[Records drawn from a dataset]
# # # # #
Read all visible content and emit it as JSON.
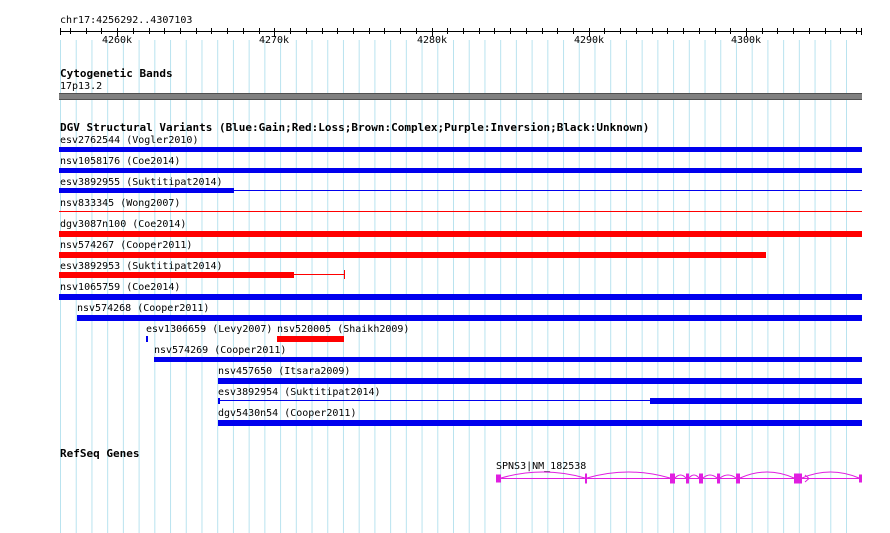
{
  "locus": "chr17:4256292..4307103",
  "ruler": {
    "ticks": [
      "4260k",
      "4270k",
      "4280k",
      "4290k",
      "4300k"
    ]
  },
  "cytoband": {
    "header": "Cytogenetic Bands",
    "band": "17p13.2"
  },
  "dgv": {
    "header": "DGV Structural Variants (Blue:Gain;Red:Loss;Brown:Complex;Purple:Inversion;Black:Unknown)",
    "colors": {
      "gain": "#0000ee",
      "loss": "#ff0000",
      "complex": "#8b4513",
      "inversion": "#800080",
      "unknown": "#000000"
    },
    "features": [
      {
        "label": "esv2762544 (Vogler2010)",
        "type": "gain"
      },
      {
        "label": "nsv1058176 (Coe2014)",
        "type": "gain"
      },
      {
        "label": "esv3892955 (Suktitipat2014)",
        "type": "gain"
      },
      {
        "label": "nsv833345 (Wong2007)",
        "type": "loss"
      },
      {
        "label": "dgv3087n100 (Coe2014)",
        "type": "loss"
      },
      {
        "label": "nsv574267 (Cooper2011)",
        "type": "loss"
      },
      {
        "label": "esv3892953 (Suktitipat2014)",
        "type": "loss"
      },
      {
        "label": "nsv1065759 (Coe2014)",
        "type": "gain"
      },
      {
        "label": "nsv574268 (Cooper2011)",
        "type": "gain"
      },
      {
        "label": "esv1306659 (Levy2007)",
        "type": "gain"
      },
      {
        "label": "nsv520005 (Shaikh2009)",
        "type": "loss"
      },
      {
        "label": "nsv574269 (Cooper2011)",
        "type": "gain"
      },
      {
        "label": "nsv457650 (Itsara2009)",
        "type": "gain"
      },
      {
        "label": "esv3892954 (Suktitipat2014)",
        "type": "gain"
      },
      {
        "label": "dgv5430n54 (Cooper2011)",
        "type": "gain"
      }
    ]
  },
  "refseq": {
    "header": "RefSeq Genes",
    "gene_label": "SPNS3|NM_182538",
    "color": "#e01ee0"
  }
}
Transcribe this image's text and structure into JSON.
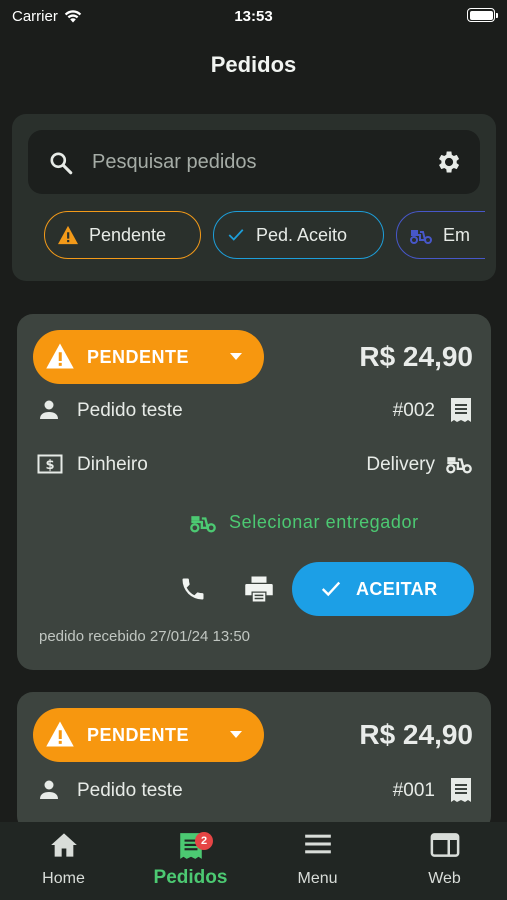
{
  "status_bar": {
    "carrier": "Carrier",
    "time": "13:53"
  },
  "header": {
    "title": "Pedidos"
  },
  "search": {
    "placeholder": "Pesquisar pedidos"
  },
  "filters": [
    {
      "label": "Pendente",
      "color": "#f39a19",
      "icon": "warning-icon"
    },
    {
      "label": "Ped. Aceito",
      "color": "#1d9ed9",
      "icon": "check-icon"
    },
    {
      "label": "Em",
      "color": "#4757c9",
      "icon": "delivery-scooter-icon"
    }
  ],
  "orders": [
    {
      "status": "PENDENTE",
      "price": "R$ 24,90",
      "customer": "Pedido teste",
      "number": "#002",
      "payment": "Dinheiro",
      "type": "Delivery",
      "courier_action": "Selecionar entregador",
      "accept_label": "ACEITAR",
      "received": "pedido recebido 27/01/24 13:50"
    },
    {
      "status": "PENDENTE",
      "price": "R$ 24,90",
      "customer": "Pedido teste",
      "number": "#001"
    }
  ],
  "bottom_nav": {
    "items": [
      {
        "label": "Home",
        "icon": "home-icon"
      },
      {
        "label": "Pedidos",
        "icon": "receipt-icon",
        "badge": "2",
        "active": true
      },
      {
        "label": "Menu",
        "icon": "menu-icon"
      },
      {
        "label": "Web",
        "icon": "web-window-icon"
      }
    ]
  },
  "colors": {
    "accent": "#4cc972",
    "pending": "#f7970f",
    "accept": "#1c9fe6",
    "card": "#3d443f",
    "background": "#1b1d1b"
  }
}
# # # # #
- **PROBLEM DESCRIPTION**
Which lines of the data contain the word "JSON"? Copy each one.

- **EXPECTED OUTPUT**
Read all visible content and emit it as JSON.
Transcribe this image's text and structure into JSON.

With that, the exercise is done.